In the age of Google, of course, any yahoo in HR can do a background check–of sorts. But Springer’s checks transcend that level. Of course, his staff of two dozen might begin with the web, trawling Facebook or old newspaper clips. But he also looks at legal histories, finding, for instance, cases in which the candidate has settled–“stuff that won’t show up on legal records,” but is meaningful to an employer as it might signal a lawsuit-happy candidate. In 29% of cases, he digs up something “significant,” he says–such as a CFO candidate who’s filed for personal bankruptcy (bet that bit wasn’t high up on the resumé).

You IT guys think you’re exempt from the probing eye? Think again. “Lately, that’s one of the biggest problems,” Springer sighs. Employers don’t consider the geek squad key employees. “And yet, they have the keys to the kingdom, don’t they? They can access the CEO’s e-mail if they want to.” His group spends a lot of time vetting IT candidates resumés for fakeries; phony online degrees are big. “They say they have a master’s when in fact they just paid some guy for it online,” he says.
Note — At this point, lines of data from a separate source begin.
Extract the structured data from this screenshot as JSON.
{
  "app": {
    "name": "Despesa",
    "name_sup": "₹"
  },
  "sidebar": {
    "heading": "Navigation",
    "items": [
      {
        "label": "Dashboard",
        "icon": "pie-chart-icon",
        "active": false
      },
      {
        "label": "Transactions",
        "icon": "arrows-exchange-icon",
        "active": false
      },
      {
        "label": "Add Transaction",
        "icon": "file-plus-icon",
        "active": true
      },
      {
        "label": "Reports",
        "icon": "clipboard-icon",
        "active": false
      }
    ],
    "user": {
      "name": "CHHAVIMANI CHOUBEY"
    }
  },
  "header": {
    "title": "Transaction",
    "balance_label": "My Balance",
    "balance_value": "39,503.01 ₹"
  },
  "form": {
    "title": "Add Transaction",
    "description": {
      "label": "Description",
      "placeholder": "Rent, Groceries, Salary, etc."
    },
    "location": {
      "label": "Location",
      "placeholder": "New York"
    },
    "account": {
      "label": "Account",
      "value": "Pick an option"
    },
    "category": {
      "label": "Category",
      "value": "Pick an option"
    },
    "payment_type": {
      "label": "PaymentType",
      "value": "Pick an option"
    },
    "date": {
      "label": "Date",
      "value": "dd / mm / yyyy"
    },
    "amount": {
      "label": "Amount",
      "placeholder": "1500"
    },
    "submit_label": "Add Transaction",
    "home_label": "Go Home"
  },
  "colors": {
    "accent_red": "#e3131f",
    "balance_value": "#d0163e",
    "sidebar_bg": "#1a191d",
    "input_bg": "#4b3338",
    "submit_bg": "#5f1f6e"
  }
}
If you don’t have any skeletons in your closet, you’re home free. But if you do? “The absolute best thing you can do,” says Springer, “is come clean in the interview process.” He cites the case of one CEO candidate whose approval for the job was one rubber stamp from the board away. Springer found an arrest–for domestic violence. When Springer sat down with the exec, he quickly owned up, then explained his side: his former wife had called the cops during an angry spat, and had since dropped any charges. After confirming the information with the ex, Springer cleared the exec for approval.

“Look,” he says. “We’re going to find out anyway. There are always two sides to the story–wouldn’t you rather we hear yours?”